▸ Exercise prompt
Below are the entries; count the lines in them that contain the word "linkedin" and give only the number.

▸ Material supplied
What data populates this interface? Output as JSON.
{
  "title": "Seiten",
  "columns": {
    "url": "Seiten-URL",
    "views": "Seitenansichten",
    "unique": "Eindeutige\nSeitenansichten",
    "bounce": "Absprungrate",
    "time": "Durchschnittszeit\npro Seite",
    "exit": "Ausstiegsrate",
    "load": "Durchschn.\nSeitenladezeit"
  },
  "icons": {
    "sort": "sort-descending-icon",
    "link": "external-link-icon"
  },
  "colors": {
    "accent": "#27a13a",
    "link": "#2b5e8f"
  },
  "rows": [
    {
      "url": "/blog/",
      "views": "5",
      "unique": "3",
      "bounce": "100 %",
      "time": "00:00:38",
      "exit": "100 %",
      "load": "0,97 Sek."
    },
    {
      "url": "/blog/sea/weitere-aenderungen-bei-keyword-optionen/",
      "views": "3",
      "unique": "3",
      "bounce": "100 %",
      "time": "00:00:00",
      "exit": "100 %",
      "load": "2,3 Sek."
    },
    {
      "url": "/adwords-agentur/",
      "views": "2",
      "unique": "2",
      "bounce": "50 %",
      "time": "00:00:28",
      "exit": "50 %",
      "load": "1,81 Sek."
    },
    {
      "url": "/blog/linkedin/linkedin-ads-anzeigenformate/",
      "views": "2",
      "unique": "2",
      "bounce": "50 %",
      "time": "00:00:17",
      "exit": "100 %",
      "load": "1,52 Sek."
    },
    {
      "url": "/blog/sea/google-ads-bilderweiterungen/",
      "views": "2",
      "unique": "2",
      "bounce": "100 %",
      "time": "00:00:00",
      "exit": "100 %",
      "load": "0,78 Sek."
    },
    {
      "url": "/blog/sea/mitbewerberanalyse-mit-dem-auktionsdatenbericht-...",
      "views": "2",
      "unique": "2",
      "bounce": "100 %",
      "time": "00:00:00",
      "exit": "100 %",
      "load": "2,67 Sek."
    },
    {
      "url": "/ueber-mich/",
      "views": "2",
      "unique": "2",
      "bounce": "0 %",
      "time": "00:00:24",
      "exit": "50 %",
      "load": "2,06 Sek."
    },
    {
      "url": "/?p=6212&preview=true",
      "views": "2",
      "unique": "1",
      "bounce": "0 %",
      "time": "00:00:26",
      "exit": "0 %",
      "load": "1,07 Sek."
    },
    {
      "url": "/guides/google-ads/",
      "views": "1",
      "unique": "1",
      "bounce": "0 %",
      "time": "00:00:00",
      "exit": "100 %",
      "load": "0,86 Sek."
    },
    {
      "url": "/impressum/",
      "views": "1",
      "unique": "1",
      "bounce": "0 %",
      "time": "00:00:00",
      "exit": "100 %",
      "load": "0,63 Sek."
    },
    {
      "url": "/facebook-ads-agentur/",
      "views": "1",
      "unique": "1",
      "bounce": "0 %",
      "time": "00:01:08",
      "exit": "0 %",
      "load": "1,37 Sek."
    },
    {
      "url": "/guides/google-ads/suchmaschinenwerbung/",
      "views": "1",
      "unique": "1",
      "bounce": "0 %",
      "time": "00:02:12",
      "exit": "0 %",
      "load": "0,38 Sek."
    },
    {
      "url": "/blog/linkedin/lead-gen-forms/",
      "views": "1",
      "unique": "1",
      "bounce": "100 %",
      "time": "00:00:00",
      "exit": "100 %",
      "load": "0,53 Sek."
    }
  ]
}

▸ Solution to this problem
2